F1Start_Everingham_Speedhunters_ (21)

Next step is turning the fuel pumps on using the dash-mounted switch. You can see the ‘PUMP’ switch on the right side of where the wheel fits; with this activated, every time the ignition is switched on the injectors will pulse. Before starting, the injectors are pulsed three times, spraying each cylinder in the engine with exactly 102cc of fuel.

F1Start_Everingham_Speedhunters_ (25)

Fuel pressure is checked, and if it’s above 65psi the driver is given the signal to fire and bring the 3.5-litre V8 to life. The starter motor is quickly removed by the same two-man team and the car is finally ready to move under its own power.

F1Start_Everingham_Speedhunters_ (10)

And there you have it. We’ve successfully started an F1 engine and we’re ready to roll out and create some beautiful noise.

Matthew Everingham
Instagram: matthew_everingham



Comments are closed.


by Oldest
by Best by Newest by Oldest

An external starter sounds so alien to me, I guess I don't know my race cars. TIL.


There seems to be a typo in there. I don't think each cylinder would get 102cc before startup. That's a massive amount of liquid, and probably greater than the combustion chamber volume for an engine of that capacity with that level of compression ratio.

Is there a decimal point missing?


I agree, 102cc is enough to liquid lock a cylinder. It's probably 10cc.

a 3.5 liter engine is about 438cc per cylinder, at 12:1 compression the piston up volume would be 36.5cc so 102cc per cylinder would definitely cause liquid lock.


You are forgetting that
A: the fuel atomizes with the air and is no longer a pure liquid.
B: the engine spins when you start it, Even in a split second of hitting that start button the engine will spin many hundreds if not thousands of times which will allow some of the fuel (in the fuel-air mixture) to pass through the cylinders without.


I'd love to find out more about who maintains the engines for these older F1 cars now that they're in private ownership.
I'd imagine it'd be the work of some very specialist workshops, could make for an interesting article

Mark Joseph I. Argoso

Gentlemen, a short view back to the past...

Ah screw that. Modern F1 cars are a bitch to start, and this one's a shit-tier machine.


Believe me when I say this is just the tip of the ice berg with these cars. A friend of mine worked for 12 years as the chief engineer at 3 different well known F1 teams before finally leaving the sport. The stories behind these cars make the most sophisticated tuner cars look dull and uneventful.

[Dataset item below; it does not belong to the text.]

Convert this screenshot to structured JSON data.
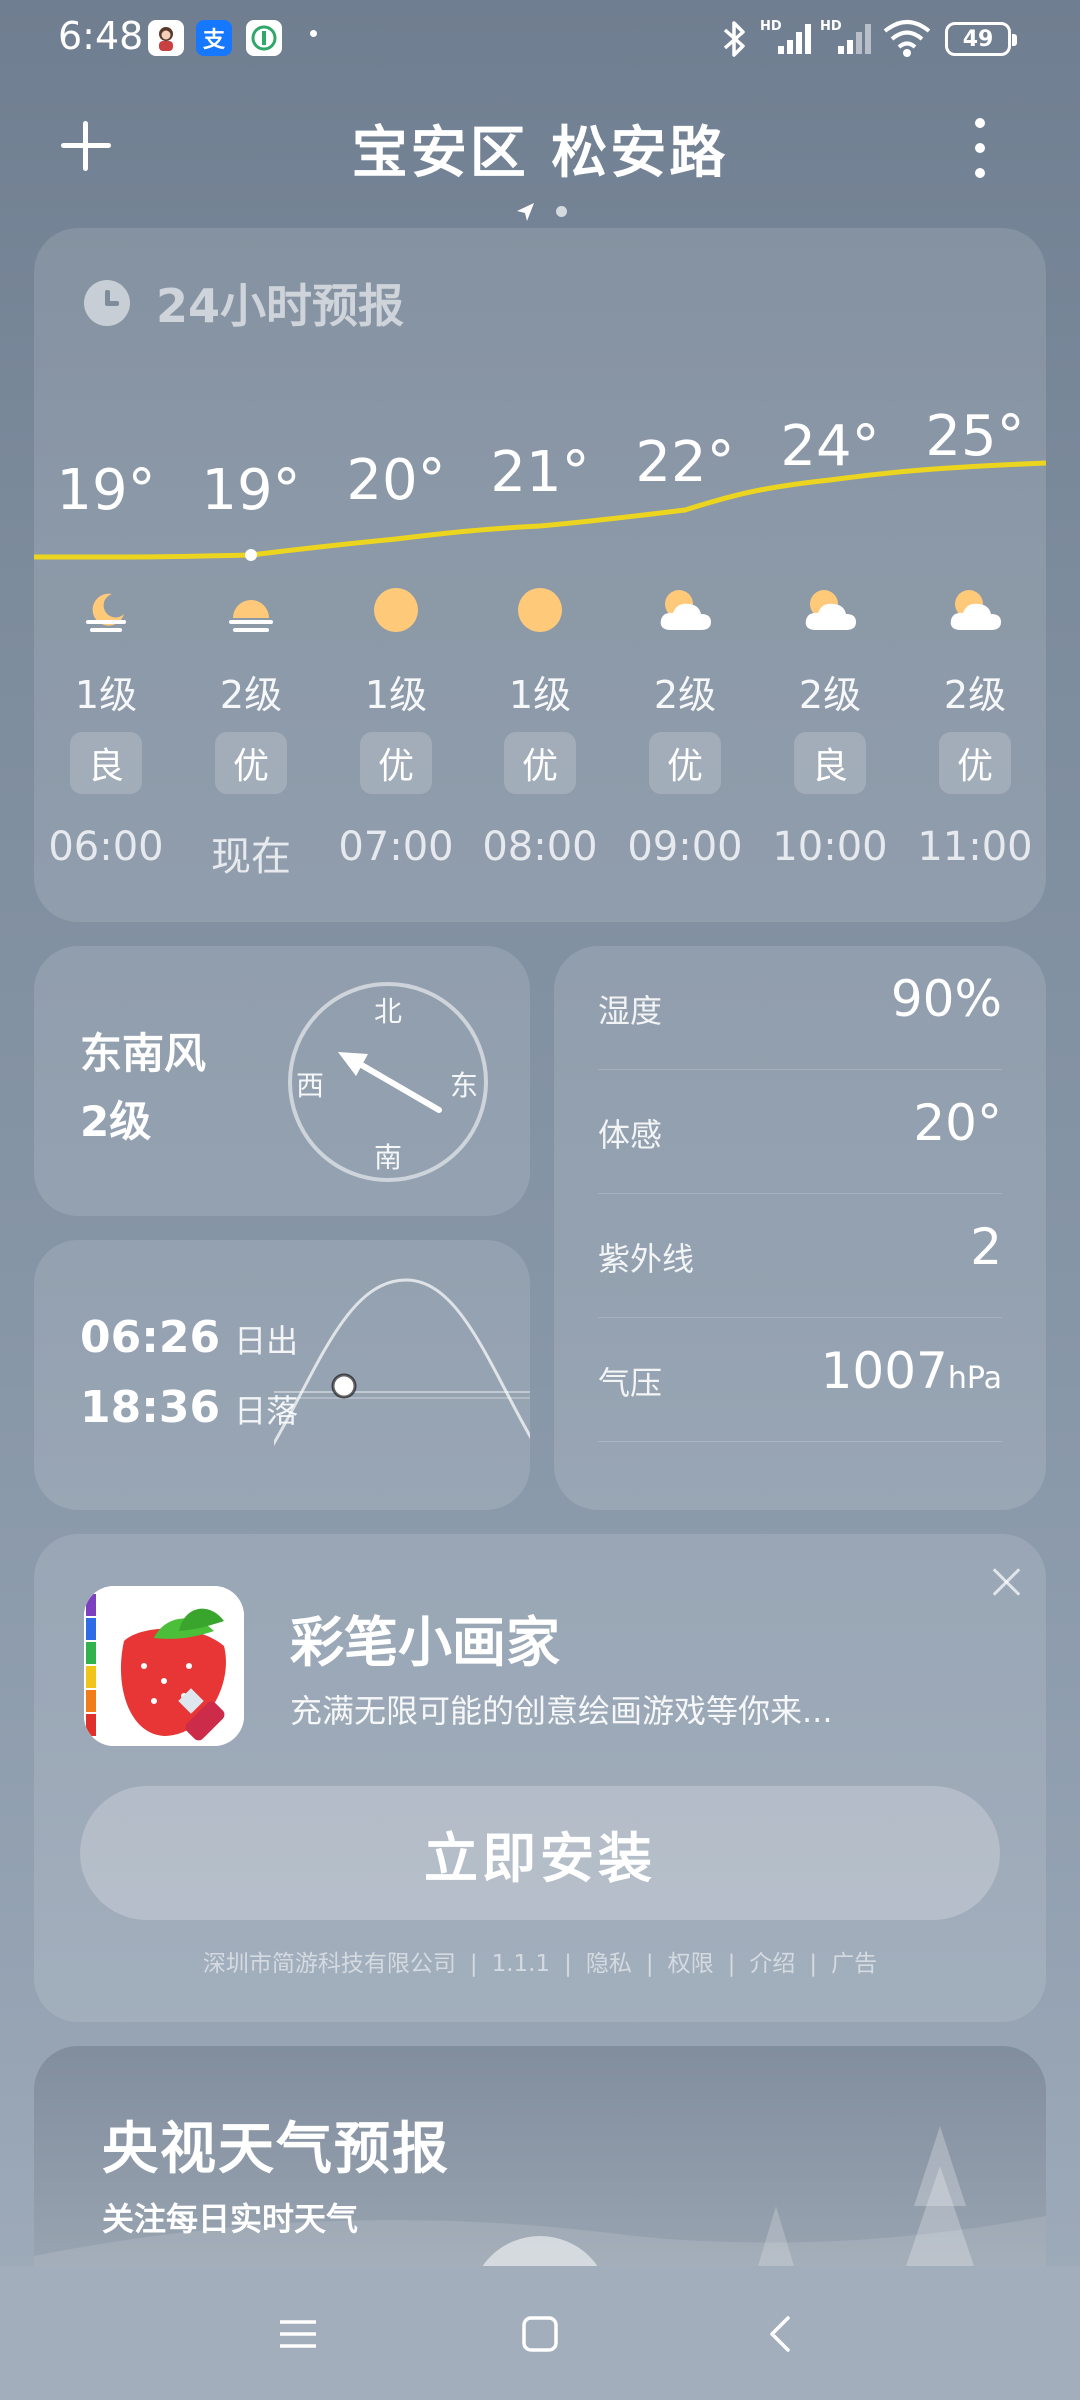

The external starter makes perfect sense when you think about the ladder of karting to F1. Very cool to see this site featuring more open wheel stuff. Harder items to feature due to how foreign they are to people and the demise of actual racing in favor of time attack, drifting, etc.

One thing I've always found interesting is that they will over heat if they idle too long. The cooling of the car is specifically designed to work while in motion. Fascinating machines, thank you for featuring one!

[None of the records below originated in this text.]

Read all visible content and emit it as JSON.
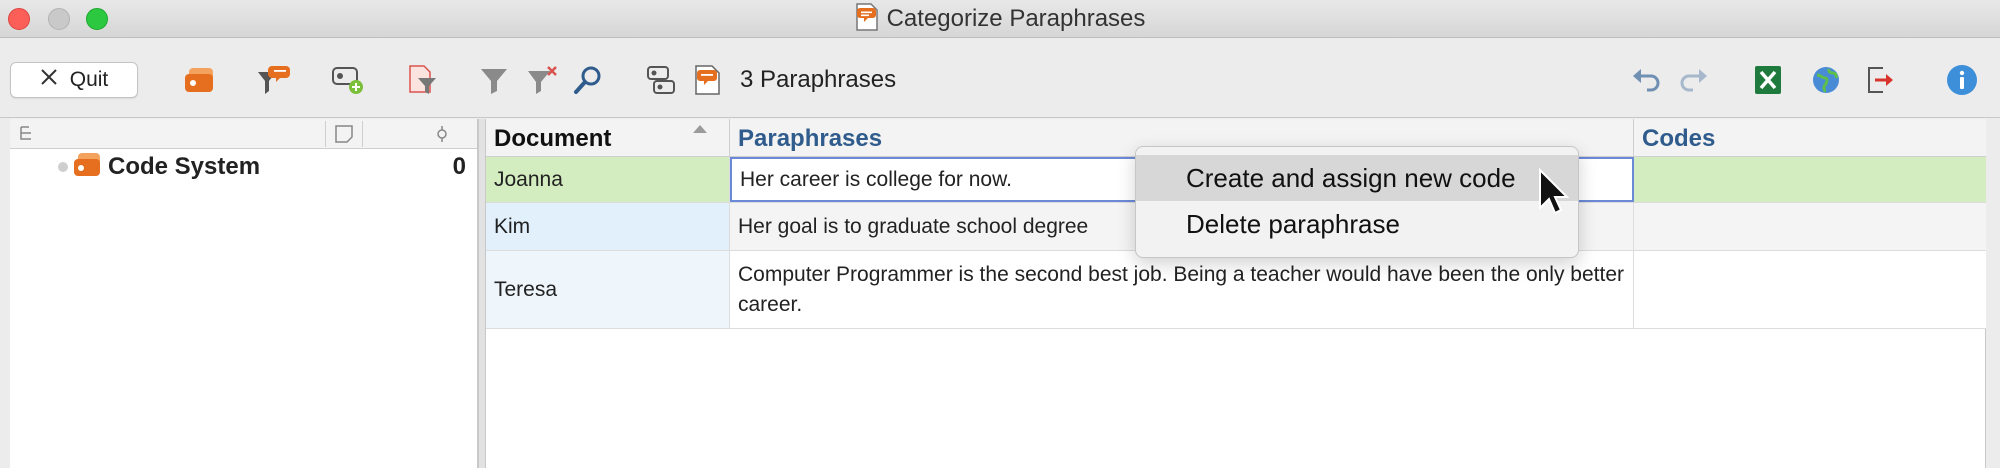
{
  "window": {
    "title": "Categorize Paraphrases"
  },
  "toolbar": {
    "quit_label": "Quit",
    "paraphrase_count": "3 Paraphrases",
    "icons": [
      "code-system-icon",
      "paraphrase-filter-icon",
      "new-code-icon",
      "document-filter-icon",
      "filter-icon",
      "clear-filter-icon",
      "search-icon",
      "code-toggle-icon",
      "paraphrase-icon",
      "undo-icon",
      "redo-icon",
      "excel-export-icon",
      "web-export-icon",
      "export-icon",
      "info-icon"
    ],
    "colors": {
      "accent_orange": "#e56f1f",
      "accent_blue": "#2f5c8c",
      "excel_green": "#1e7a3d"
    }
  },
  "code_system": {
    "label": "Code System",
    "count": "0"
  },
  "table": {
    "columns": [
      "Document",
      "Paraphrases",
      "Codes"
    ],
    "rows": [
      {
        "document": "Joanna",
        "paraphrase": "Her career is college for now.",
        "codes": ""
      },
      {
        "document": "Kim",
        "paraphrase": "Her goal is to graduate school degree",
        "codes": ""
      },
      {
        "document": "Teresa",
        "paraphrase": "Computer Programmer is the second best job. Being a teacher would have been the only better career.",
        "codes": ""
      }
    ]
  },
  "context_menu": {
    "items": [
      "Create and assign new code",
      "Delete paraphrase"
    ]
  }
}
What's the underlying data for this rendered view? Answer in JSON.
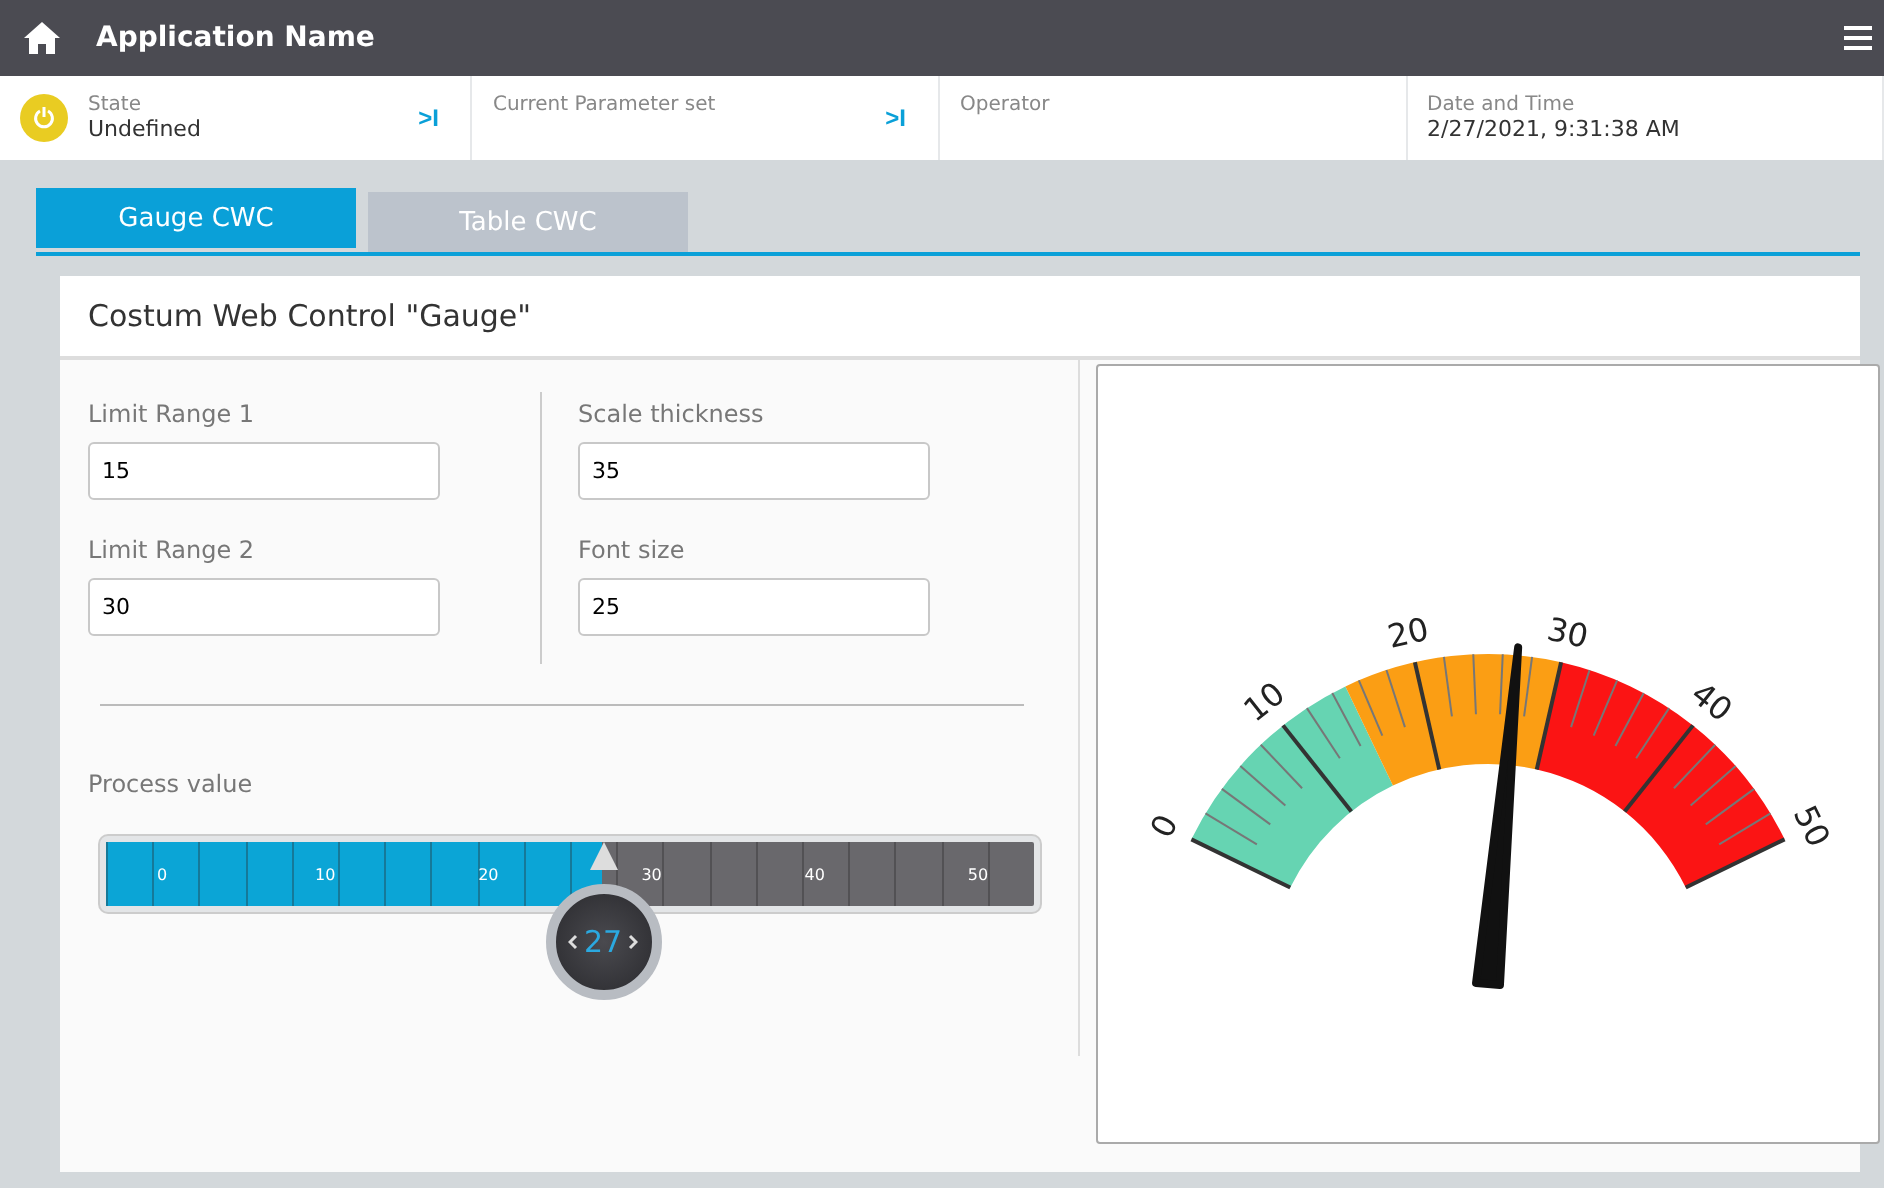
{
  "header": {
    "title": "Application Name"
  },
  "status_bar": [
    {
      "kind": "state",
      "label": "State",
      "value": "Undefined",
      "jump": ">I"
    },
    {
      "kind": "plain",
      "label": "Current Parameter set",
      "jump": ">I"
    },
    {
      "kind": "plain",
      "label": "Operator"
    },
    {
      "kind": "plain",
      "label": "Date and Time",
      "value": "2/27/2021, 9:31:38 AM"
    }
  ],
  "tabs": [
    {
      "label": "Gauge CWC",
      "selected": true
    },
    {
      "label": "Table CWC",
      "selected": false
    }
  ],
  "panel": {
    "title": "Costum Web Control \"Gauge\""
  },
  "fields": [
    {
      "label": "Limit Range 1",
      "value": "15"
    },
    {
      "label": "Scale thickness",
      "value": "35"
    },
    {
      "label": "Limit Range 2",
      "value": "30"
    },
    {
      "label": "Font size",
      "value": "25"
    }
  ],
  "process_value": {
    "label": "Process value",
    "level": 0.54,
    "reading": "27",
    "scale_labels": [
      "0",
      "10",
      "20",
      "30",
      "40",
      "50"
    ]
  },
  "gauge": {
    "scale_labels": [
      "0",
      "10",
      "20",
      "30",
      "40",
      "50"
    ],
    "level": 0.54
  }
}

Newer F1 cars have a system of cutting cylinders when idling so that they no longer overheat when stationary.

Great insight Matthew, thanks!


Yes, more open wheel or race sports cars (open or closed) please. It would put more "speed" into the Speedhunter coverage.


This will come in handy; I've been taking the Miata to work all this time, but now I can drive my Formula 1 car that's basically been collecting dust. Seriously though, so cool to get a good look at these old cars. I absolutely love them.

Daniel P Huneault

hmmm this article is missing the one key item - A video so we can hear the startup of that beautiful engine!!!


Very good description. I sure would appreciate a video to go along with the article. Still, very informative.